**PROBLEM TO WORK ON:**
An exact copy of the entries is required, with every image omitted.

----

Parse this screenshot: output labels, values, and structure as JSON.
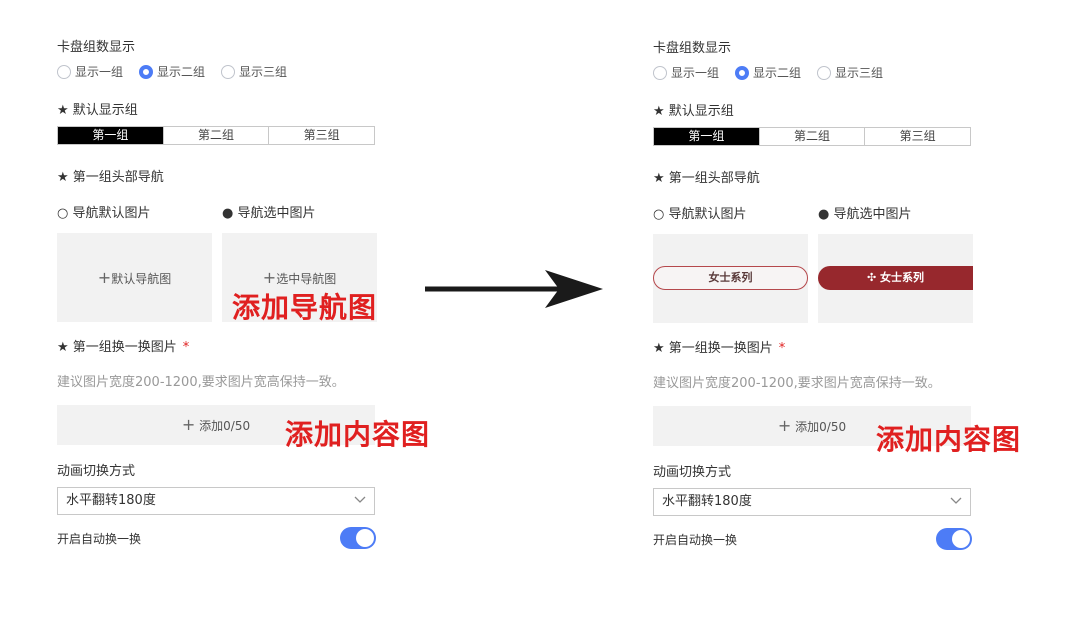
{
  "left": {
    "card_group_title": "卡盘组数显示",
    "radios": [
      "显示一组",
      "显示二组",
      "显示三组"
    ],
    "radio_selected": 1,
    "default_group_title": "★ 默认显示组",
    "segments": [
      "第一组",
      "第二组",
      "第三组"
    ],
    "segment_active": 0,
    "header_nav_title": "★ 第一组头部导航",
    "nav_default_label": "○ 导航默认图片",
    "nav_selected_label": "● 导航选中图片",
    "nav_default_upload": "默认导航图",
    "nav_selected_upload": "选中导航图",
    "swap_title": "★ 第一组换一换图片",
    "required_mark": "*",
    "hint": "建议图片宽度200-1200,要求图片宽高保持一致。",
    "upload_label": "添加0/50",
    "animation_title": "动画切换方式",
    "animation_value": "水平翻转180度",
    "auto_label": "开启自动换一换",
    "auto_on": true
  },
  "right": {
    "card_group_title": "卡盘组数显示",
    "radios": [
      "显示一组",
      "显示二组",
      "显示三组"
    ],
    "radio_selected": 1,
    "default_group_title": "★ 默认显示组",
    "segments": [
      "第一组",
      "第二组",
      "第三组"
    ],
    "segment_active": 0,
    "header_nav_title": "★ 第一组头部导航",
    "nav_default_label": "○ 导航默认图片",
    "nav_selected_label": "● 导航选中图片",
    "nav_default_pill": "女士系列",
    "nav_selected_pill": "✣ 女士系列",
    "swap_title": "★ 第一组换一换图片",
    "required_mark": "*",
    "hint": "建议图片宽度200-1200,要求图片宽高保持一致。",
    "upload_label": "添加0/50",
    "animation_title": "动画切换方式",
    "animation_value": "水平翻转180度",
    "auto_label": "开启自动换一换",
    "auto_on": true
  },
  "annotations": {
    "add_nav_image": "添加导航图",
    "add_content_image_left": "添加内容图",
    "add_content_image_right": "添加内容图"
  },
  "colors": {
    "accent": "#4d7cf6",
    "annotation_red": "#e02020",
    "pill_red": "#97282d"
  },
  "icons": [
    "plus-icon",
    "chevron-down-icon",
    "arrow-right-icon"
  ]
}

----

**COMPLETED EXERCISE:**
Parse this screenshot: output labels, values, and structure as JSON.
{
  "left": {
    "card_group_title": "卡盘组数显示",
    "radios": [
      "显示一组",
      "显示二组",
      "显示三组"
    ],
    "radio_selected": 1,
    "default_group_title": "★ 默认显示组",
    "segments": [
      "第一组",
      "第二组",
      "第三组"
    ],
    "segment_active": 0,
    "header_nav_title": "★ 第一组头部导航",
    "nav_default_label": "○ 导航默认图片",
    "nav_selected_label": "● 导航选中图片",
    "nav_default_upload": "默认导航图",
    "nav_selected_upload": "选中导航图",
    "swap_title": "★ 第一组换一换图片",
    "required_mark": "*",
    "hint": "建议图片宽度200-1200,要求图片宽高保持一致。",
    "upload_label": "添加0/50",
    "animation_title": "动画切换方式",
    "animation_value": "水平翻转180度",
    "auto_label": "开启自动换一换",
    "auto_on": true
  },
  "right": {
    "card_group_title": "卡盘组数显示",
    "radios": [
      "显示一组",
      "显示二组",
      "显示三组"
    ],
    "radio_selected": 1,
    "default_group_title": "★ 默认显示组",
    "segments": [
      "第一组",
      "第二组",
      "第三组"
    ],
    "segment_active": 0,
    "header_nav_title": "★ 第一组头部导航",
    "nav_default_label": "○ 导航默认图片",
    "nav_selected_label": "● 导航选中图片",
    "nav_default_pill": "女士系列",
    "nav_selected_pill": "✣ 女士系列",
    "swap_title": "★ 第一组换一换图片",
    "required_mark": "*",
    "hint": "建议图片宽度200-1200,要求图片宽高保持一致。",
    "upload_label": "添加0/50",
    "animation_title": "动画切换方式",
    "animation_value": "水平翻转180度",
    "auto_label": "开启自动换一换",
    "auto_on": true
  },
  "annotations": {
    "add_nav_image": "添加导航图",
    "add_content_image_left": "添加内容图",
    "add_content_image_right": "添加内容图"
  },
  "colors": {
    "accent": "#4d7cf6",
    "annotation_red": "#e02020",
    "pill_red": "#97282d"
  },
  "icons": [
    "plus-icon",
    "chevron-down-icon",
    "arrow-right-icon"
  ]
}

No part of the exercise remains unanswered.